The initial stage of the galvanizing process involves rigorous cleaning of the steel with chemicals to help ensure that the steel is in the perfect condition to react with molten zinc, which includes removing all grease, scale and dirt. Commonly, the steel product is dipped into an alkaline or acidic degreaser, or even shot blasted, and is then rinsed thoroughly in cold water before being dipped into hydrochloric acid at room temperature.
During the next stage of the process, the product is dipped in a flux solution, typically made up of zinc ammonium chloride, and held in a temperature range between 65°C and 80oC. The final stage of this process removes the last traces of oxide from the surface and coats the product with a thin film of flux. Once the steel has dried fully, it’s dipped in molten zinc at around 450°C, which is when the galvanizing reaction takes place.
The thickness of the coating is created when the metallurgical reaction slows down and it’s this cooling down process which results in the bright, shiny appearance generally associated with galvanized products. It protects steel by forming a surface film which is insoluble in rainwater, and prevents moisture and oxygen reaching the steel itself. This makes it more robust than other coatings, which only bond chemically or mechanically, and it has the added advantage of fully coating the steel, inside and out.
Hot-dip galvanizing is often perceived as a more expensive method compared with paint or powder coating because of its high coating performance, but in fact it can prove a much more cost-effective option compared with other methods. Because painting a structure is labour-intensive, costs can work out to be higher when taking into account the need for regular maintenance visits, and repainting, to ensure that it remains at the required standard. The hot-dip galvanizing treatment, however, lasts up to 60 years or longer in the right conditions, and is undertaken in a controlled, highly-regulated factory, which means that labour costs are significantly reduced.
The process has not only proved popular in architecture because of its ease of application, cost effectiveness and long-term durability, but also because of its own inherent sustainable qualities. Treated steel needs no maintenance which means that the whole life costs of products protected by hot-dip galvanizing can be further reduced because there is no need for the expense, down-time, and sheer inconvenience of repeated applications.
The overall cost of protecting steel throughout its lifetime can depend on the cost and durability of the initial coating, including the cost of maintenance. Take two popular forms of steel protection as an example. The first is a method which consists of cleaning, with an undercoat plus two coats of paint, and the second, a method which consists of blast cleaning and using three coats of paint.
Although they may last years with some maintenance, both are expected to need repainting twice over a 25 year period. And even the cost of a ‘cheaper’ brand of paint is almost 70 per cent more expensive than the whole lifetime cost of galvanizing, a much different perception from the outlay.

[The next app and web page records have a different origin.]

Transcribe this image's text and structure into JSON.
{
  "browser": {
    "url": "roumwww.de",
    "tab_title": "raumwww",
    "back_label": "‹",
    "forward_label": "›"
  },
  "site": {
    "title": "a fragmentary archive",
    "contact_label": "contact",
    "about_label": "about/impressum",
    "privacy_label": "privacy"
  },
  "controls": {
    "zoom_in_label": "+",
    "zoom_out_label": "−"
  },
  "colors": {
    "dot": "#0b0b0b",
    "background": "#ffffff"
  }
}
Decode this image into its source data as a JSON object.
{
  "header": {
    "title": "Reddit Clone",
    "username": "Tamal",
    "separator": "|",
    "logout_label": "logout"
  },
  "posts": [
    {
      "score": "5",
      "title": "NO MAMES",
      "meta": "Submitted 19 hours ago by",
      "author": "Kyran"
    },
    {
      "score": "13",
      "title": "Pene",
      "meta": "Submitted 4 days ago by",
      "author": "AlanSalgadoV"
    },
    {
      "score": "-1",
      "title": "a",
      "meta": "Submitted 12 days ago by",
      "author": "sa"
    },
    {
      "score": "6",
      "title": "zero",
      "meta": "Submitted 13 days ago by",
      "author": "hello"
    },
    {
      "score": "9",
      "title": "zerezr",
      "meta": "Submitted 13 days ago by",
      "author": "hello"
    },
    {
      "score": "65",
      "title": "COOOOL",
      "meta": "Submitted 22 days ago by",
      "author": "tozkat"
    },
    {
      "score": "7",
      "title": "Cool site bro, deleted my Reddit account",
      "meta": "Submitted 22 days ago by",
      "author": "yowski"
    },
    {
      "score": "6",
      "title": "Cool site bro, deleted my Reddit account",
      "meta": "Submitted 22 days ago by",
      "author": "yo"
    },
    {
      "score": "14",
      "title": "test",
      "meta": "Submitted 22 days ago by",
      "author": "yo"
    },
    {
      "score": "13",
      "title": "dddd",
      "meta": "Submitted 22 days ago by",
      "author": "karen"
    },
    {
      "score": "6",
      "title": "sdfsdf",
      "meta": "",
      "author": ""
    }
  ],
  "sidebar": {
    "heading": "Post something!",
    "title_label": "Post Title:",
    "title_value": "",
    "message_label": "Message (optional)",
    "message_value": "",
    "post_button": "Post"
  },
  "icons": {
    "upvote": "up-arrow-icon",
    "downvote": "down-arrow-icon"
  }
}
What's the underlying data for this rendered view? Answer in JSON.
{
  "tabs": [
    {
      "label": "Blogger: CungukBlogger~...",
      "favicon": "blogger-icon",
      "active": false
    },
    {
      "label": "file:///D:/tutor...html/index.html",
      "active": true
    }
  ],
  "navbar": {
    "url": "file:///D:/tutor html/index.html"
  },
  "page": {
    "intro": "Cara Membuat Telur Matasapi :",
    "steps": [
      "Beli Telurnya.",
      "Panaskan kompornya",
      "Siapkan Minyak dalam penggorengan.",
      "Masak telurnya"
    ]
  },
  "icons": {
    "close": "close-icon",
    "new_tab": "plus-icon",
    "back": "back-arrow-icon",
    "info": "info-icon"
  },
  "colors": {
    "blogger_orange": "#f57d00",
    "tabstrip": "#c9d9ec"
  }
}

Galvanizing also has the ability to protect steel in various types of environments – both in exterior or interior spaces – including immersion in cold and hot water, corrosive sea water, and contact with other metals. This means that steel can be used in even the harshest conditions, including internal and external parts of the most complex architectural projects.
An estimated 4 per cent of the world’s GDP is lost every year to corrosion, and with architecture being one of the top industries committed to enhancing and improving its sustainability efforts, it’s no surprise that galvanizing is becoming the finish and protection of choice for the industry.